[BANGKOK] Thailand's junta has lifted a ban on political campaigning ahead of 2019 elections, an order published by the Royal Gazette said Tuesday, more than four years after it was introduced following the kingdom's latest coup.
One of the military's first acts after seizing power in May 2014 was to outlaw political activity of all kinds as it headed off opposition in a country notorious for its rowdy -- and often deadly -- street politics.
But the ban was officially lifted on Tuesday, with a return to polls slated for February 24.
"Political parties should be able to campaign to present their policies," an order in palace mouthpiece the Royal Gazette said.
The junta "has decided to amend or abolish the laws" which could inhibit campaigns before elections.

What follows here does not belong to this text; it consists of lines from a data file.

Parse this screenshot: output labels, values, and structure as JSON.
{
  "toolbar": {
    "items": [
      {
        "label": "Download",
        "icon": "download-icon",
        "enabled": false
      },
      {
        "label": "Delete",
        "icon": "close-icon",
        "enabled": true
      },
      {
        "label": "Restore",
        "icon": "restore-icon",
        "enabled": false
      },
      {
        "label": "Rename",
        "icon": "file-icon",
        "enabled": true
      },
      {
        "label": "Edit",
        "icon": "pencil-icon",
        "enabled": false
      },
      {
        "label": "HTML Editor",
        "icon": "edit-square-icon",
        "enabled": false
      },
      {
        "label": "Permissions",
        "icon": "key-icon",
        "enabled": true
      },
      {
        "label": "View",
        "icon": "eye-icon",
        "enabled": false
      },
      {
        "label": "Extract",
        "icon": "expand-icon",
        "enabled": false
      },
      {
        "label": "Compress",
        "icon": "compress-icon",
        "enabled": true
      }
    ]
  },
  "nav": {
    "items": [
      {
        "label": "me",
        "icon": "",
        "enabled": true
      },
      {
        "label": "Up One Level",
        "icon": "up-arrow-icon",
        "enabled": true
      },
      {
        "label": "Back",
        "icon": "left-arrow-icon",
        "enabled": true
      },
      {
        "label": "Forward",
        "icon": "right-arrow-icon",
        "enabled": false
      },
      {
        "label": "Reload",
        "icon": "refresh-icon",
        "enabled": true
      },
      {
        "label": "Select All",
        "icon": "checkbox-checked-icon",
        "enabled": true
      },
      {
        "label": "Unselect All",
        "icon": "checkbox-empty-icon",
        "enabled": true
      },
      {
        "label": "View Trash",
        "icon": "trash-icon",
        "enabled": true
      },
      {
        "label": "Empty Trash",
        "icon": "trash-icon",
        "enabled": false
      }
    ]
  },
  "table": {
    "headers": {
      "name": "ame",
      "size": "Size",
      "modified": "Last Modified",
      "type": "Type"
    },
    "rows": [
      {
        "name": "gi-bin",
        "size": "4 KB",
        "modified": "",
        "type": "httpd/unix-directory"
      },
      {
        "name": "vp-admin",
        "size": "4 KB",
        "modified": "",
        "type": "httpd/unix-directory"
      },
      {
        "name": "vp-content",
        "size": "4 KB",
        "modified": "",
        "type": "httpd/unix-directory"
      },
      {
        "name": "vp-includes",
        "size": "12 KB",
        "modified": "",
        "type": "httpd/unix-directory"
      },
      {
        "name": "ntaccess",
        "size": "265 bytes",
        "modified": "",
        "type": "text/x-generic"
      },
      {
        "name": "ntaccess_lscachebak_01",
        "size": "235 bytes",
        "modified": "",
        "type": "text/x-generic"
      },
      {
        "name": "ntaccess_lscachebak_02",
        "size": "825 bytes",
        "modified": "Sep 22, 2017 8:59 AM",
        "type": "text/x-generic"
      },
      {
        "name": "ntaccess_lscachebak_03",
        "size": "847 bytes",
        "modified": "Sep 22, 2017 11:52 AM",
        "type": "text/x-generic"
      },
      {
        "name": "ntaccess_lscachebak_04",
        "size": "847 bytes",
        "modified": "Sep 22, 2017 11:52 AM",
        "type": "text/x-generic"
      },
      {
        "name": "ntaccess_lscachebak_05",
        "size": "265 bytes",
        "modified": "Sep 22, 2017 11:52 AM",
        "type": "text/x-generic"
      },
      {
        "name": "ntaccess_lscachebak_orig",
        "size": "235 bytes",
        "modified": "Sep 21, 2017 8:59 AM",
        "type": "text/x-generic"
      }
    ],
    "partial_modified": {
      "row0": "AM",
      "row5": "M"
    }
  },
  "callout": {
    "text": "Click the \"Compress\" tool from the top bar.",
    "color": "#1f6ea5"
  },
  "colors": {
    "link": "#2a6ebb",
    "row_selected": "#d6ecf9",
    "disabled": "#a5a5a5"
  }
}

Restrictions began to be eased in September, allowing political parties to recruit new members and elect leaders. But campaigns and street rallies remained banned.